Share This Post:

Understanding the Estate Planning Process in New York City

Estate planning is critical to ensuring your assets are protected and distributed according to your wishes after your passing. In New York City, the estate planning process involves several essential steps that individuals and families should know. Additionally, understanding who decides if probate is needed is a key part of the process.

The Six Basic Steps of Estate Planning

Estate planning in New York City typically involves the following six steps:

1. Assessing Your Assets and Liabilities

The first step is to take stock of all your assets, including real estate, investments, bank accounts, and personal property. Simultaneously, it would be best if you also considered your debts and outstanding liabilities.

2. Setting Your Objectives

You can define your estate planning objectives once you have a clear financial situation. This may include specifying how you want your assets distributed, providing for loved ones, and minimizing estate taxes.

3. Creating a Will or Trust

Depending on your objectives and the complexity of your estate, you may need to create a will, a living trust, or both.

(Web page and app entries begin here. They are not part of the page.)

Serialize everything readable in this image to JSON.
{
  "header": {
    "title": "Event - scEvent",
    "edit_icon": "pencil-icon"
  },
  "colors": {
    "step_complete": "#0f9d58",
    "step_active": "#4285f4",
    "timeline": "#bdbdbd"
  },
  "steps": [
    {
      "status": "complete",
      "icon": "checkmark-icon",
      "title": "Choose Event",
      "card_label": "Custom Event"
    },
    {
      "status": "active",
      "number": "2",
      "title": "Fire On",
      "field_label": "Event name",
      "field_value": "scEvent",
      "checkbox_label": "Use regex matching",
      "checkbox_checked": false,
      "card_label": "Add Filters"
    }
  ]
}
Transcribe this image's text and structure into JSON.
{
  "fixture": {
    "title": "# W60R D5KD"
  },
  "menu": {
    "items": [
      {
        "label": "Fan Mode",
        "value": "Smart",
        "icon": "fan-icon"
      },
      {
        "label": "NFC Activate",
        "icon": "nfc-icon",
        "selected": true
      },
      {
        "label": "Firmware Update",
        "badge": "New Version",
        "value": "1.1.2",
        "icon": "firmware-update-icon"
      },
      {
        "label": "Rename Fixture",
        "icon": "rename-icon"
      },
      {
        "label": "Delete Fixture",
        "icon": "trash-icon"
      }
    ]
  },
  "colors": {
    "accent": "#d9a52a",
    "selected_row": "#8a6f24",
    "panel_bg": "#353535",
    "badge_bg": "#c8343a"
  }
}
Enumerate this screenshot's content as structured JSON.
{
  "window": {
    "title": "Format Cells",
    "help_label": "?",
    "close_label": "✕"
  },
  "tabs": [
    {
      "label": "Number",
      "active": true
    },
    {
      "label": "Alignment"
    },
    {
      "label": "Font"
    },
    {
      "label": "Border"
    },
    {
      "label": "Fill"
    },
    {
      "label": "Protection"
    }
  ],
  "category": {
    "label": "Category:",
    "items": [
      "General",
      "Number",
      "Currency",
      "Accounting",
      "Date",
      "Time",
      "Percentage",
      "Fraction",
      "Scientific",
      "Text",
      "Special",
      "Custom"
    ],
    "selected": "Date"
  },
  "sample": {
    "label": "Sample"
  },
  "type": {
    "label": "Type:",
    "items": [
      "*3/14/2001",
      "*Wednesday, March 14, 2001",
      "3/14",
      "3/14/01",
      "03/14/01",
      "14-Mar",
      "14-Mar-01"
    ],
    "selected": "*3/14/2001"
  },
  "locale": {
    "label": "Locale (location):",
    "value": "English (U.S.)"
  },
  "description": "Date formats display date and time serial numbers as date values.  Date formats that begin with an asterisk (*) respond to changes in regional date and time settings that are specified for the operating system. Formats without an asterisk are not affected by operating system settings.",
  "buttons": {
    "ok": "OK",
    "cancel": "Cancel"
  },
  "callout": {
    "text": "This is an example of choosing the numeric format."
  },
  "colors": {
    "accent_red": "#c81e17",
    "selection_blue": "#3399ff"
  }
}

These legal documents outline how your assets will be distributed and who will manage the process.

4. Designating Beneficiaries

You’ll need to specify beneficiaries for your assets, such as family members, friends, or charitable organizations. Clear beneficiary designations help avoid disputes and ensure your wishes are honored.

5. Appointing an Executor or Trustee

An executor (in the case of a will) or a trustee (in the case of a trust) is responsible for managing your estate after your passing. Choose someone you trust to carry out your wishes and fulfill their legal obligations.

6. Reviewing and Updating Your Plan

Estate planning is not a one-time event. It’s essential to review and update your plan periodically, especially when significant life events occur, such as marriages, divorces, births, or financial changes.

Who Decides if Probate is Needed?

Probate is the legal process of validating a will and administering the estate of a deceased person. In New York City, whether probate is required or not depends on various factors, including the type of assets, their value, and how they are held.

Assets held in a trust typically do not go through probate, as they are managed according to the trust’s terms. However, assets held solely in the deceased person’s name without a beneficiary designation may require probate.

The decision on whether probate is needed is typically made by the executor named in the will or the person applying to be the administrator if there is no will (intestate). The Surrogate’s Court oversees the probate process and ensures that it is conducted correctly.


Estate planning in New York City involves a structured process to protect your assets and ensure your wishes are honored. Understanding the steps and who decides if probate is needed is essential for a successful estate plan. Consult with experts at Morgan Legal Group to navigate these complexities effectively and secure your family’s future.

DISCLAIMER: The information provided in this blog is for informational purposes only and should not be considered legal advice. The content of this blog may not reflect the most current legal developments. No attorney-client relationship is formed by reading this blog or contacting Morgan Legal Group.

Got a Problem? Consult With Us

For Assistance, Please Give us a call or schedule a virtual appointment.